Avalanche Awareness and Safety

Avalanche Awareness & Safety   The first step in staying safe when riding is to keep your eyes on the...

September 17, 2019

Avalanche Awareness & Safety


The first step in staying safe when riding is to keep your eyes on the terrain you’re entering for possible avalanche routes. Examples include slopes that include numerous bent-over or snapped-off trees. They are a good sign that snow has slid there and caused debris. Also, look for large cornices at the tops of big hills that the wind has created. They’re especially dangerous in the spring; the sun can shine on them and they can fail, which can trigger other slides in a step-down effect.

Don’t assume every big hill is safe to climb; it’s not the case in the mountains. People often grow so focused on riding that they forget to look around and notice the terrain. And it can occasionally get them into trouble. Stop and take a look around before entering a new area. Choose your route wisely so everybody stays safe.

Ride with a probe, beacon and shovel

At minimum, no one should ride in the mountains without an avalanche beacon, a probe and a shovel. Some riders also like to wear airbags they can deploy in the event of an avalanche to help keep them on the surface of the snow.

Check your equipment before you ride


Before any ride, make sure everybody in your group has his or her probe, beacon and shovel. Ensure, too, that everyone understands how to use them. Everybody should put on their beacon and turn it on. Check battery life. If the batteries are below 60 percent, change them. You don’t have to throw them out – you can use them in your headlamp or something else.

Designate a group leader and have him or her ensure everyone’s beacon functions as designed. Then have someone check the group leader’s beacon.

What to do in a slide situation

Once the group is riding, here are the steps to take in a slide situation.

  1. Move away from potential overhead hazards
  2. Identify how many riders are missing
  3. Have the group leader ensure everybody’s beacons are on “search”
  4. Delegate somebody to call for help
  5. Send the remaining people in search of the missing riders. The group leader begins looking using his beacon while somebody else follows with a probe. The rest of the group should follow with shovels. Once you’ve drawn within a few meters of the missing rider, begin what’s called “fine searching”. Get low to the ground to ensure you’re getting an accurate reading. As you scan the beacon across the snow, the number should decrease. Once it increases, mark a line in the snow. Return to where the numbers were smallest and repeat the process until you’ve marked a small square. In the center, begin probing every 6 inches until you hit the rider. Leave the probe in the snow and dig the person free.

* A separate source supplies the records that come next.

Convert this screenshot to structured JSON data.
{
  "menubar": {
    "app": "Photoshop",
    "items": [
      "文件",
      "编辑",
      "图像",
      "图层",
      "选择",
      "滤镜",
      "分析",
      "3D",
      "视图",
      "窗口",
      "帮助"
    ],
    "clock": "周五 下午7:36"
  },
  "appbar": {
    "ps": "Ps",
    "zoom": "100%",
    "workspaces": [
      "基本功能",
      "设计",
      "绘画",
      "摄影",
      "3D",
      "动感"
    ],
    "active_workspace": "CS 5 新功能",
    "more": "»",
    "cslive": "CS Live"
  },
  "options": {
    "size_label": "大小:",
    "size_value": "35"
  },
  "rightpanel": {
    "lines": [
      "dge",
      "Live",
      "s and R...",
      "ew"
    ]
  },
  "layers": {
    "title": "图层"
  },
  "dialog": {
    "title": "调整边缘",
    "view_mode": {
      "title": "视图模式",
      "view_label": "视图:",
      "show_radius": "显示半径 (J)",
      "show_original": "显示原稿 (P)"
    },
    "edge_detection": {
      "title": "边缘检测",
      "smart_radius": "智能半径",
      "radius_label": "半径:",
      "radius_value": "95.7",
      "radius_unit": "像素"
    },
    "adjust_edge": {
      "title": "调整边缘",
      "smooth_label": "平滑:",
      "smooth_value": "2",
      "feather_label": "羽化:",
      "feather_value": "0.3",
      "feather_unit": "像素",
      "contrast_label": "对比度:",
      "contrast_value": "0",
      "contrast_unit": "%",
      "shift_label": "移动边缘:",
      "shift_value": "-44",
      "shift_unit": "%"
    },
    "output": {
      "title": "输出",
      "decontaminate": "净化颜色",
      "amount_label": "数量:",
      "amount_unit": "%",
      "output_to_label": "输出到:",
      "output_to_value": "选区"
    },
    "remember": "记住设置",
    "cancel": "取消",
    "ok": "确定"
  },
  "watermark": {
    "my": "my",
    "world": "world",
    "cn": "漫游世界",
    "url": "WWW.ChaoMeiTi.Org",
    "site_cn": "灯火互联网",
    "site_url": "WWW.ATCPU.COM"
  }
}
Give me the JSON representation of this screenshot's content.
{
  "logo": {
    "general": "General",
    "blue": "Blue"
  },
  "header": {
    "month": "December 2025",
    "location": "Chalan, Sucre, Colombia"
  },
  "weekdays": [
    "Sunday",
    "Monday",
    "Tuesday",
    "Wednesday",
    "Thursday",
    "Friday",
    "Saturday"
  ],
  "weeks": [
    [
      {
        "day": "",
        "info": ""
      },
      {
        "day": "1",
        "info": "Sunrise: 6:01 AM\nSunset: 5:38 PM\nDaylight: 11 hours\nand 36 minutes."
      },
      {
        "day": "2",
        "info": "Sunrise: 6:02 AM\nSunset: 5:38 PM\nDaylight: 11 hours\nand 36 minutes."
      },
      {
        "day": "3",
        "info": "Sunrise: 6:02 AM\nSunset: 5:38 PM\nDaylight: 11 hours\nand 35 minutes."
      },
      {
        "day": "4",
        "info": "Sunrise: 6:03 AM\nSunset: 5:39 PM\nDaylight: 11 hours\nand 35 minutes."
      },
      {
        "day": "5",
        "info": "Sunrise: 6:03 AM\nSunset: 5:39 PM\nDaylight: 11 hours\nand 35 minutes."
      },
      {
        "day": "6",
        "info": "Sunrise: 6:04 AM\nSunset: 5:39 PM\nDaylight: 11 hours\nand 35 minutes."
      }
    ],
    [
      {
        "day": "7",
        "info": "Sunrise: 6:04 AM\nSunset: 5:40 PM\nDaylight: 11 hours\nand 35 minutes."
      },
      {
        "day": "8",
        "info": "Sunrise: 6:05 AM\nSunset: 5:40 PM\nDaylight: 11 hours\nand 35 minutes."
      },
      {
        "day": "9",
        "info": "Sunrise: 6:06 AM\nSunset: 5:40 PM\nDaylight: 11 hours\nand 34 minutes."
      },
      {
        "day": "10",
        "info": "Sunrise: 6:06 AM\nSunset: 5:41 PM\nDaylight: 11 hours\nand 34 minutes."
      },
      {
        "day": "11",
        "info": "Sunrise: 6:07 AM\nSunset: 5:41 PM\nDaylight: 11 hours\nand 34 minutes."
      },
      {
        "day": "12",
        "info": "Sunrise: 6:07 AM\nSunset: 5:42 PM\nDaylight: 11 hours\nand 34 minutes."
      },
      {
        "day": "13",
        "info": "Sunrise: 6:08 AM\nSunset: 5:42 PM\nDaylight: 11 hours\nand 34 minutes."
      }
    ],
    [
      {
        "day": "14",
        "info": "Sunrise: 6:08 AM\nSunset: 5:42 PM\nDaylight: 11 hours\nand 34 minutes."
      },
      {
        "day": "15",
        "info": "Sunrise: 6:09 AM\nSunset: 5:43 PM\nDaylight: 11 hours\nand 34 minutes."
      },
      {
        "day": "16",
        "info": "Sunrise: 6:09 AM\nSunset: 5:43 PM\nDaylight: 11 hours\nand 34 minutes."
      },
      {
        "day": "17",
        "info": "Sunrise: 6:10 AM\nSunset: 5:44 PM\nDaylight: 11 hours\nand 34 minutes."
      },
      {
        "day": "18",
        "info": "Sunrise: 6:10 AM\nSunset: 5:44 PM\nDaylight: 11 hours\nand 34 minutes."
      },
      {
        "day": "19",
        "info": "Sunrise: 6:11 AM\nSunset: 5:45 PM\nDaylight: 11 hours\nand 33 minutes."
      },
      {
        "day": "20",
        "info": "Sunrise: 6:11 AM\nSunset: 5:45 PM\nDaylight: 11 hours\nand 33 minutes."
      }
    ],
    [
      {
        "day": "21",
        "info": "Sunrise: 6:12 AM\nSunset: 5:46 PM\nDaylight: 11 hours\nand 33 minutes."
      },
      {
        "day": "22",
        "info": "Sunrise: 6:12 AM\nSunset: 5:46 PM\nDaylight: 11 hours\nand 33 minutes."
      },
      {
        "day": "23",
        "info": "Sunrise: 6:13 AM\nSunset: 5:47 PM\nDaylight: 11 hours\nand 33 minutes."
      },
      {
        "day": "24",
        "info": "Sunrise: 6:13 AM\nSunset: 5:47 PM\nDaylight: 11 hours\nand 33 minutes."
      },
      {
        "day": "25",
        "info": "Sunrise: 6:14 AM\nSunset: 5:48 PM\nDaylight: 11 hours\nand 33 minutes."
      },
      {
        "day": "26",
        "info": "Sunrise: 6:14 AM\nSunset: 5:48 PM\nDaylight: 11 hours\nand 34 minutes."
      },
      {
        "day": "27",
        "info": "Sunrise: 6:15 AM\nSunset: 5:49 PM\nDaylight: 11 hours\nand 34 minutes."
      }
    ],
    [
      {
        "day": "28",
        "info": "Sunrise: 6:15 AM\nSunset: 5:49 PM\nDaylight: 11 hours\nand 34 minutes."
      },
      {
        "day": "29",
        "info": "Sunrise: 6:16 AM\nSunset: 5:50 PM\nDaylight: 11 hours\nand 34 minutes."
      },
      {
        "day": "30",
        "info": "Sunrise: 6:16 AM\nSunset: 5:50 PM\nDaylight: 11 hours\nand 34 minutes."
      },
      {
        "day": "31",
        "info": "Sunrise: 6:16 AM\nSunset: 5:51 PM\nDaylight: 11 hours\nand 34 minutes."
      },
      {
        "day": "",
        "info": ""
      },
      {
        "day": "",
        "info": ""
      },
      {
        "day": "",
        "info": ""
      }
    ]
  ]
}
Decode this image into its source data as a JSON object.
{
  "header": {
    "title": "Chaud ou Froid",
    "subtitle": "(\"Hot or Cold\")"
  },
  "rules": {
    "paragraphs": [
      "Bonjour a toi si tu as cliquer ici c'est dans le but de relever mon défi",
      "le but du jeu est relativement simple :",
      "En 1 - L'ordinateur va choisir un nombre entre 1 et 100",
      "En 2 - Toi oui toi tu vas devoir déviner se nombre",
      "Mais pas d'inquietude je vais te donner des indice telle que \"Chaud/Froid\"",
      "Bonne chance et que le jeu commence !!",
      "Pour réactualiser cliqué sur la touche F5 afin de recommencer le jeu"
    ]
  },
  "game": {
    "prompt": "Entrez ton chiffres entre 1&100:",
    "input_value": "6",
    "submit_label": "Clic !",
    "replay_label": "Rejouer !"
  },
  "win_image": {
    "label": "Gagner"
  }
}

Check avalanche conditions online


Various groups publish bulletins online that provide insight into avalanche potential in your area. Check them each morning before you ride. Make sure you understand the information. A couple examples are included here.

Avalanche Canada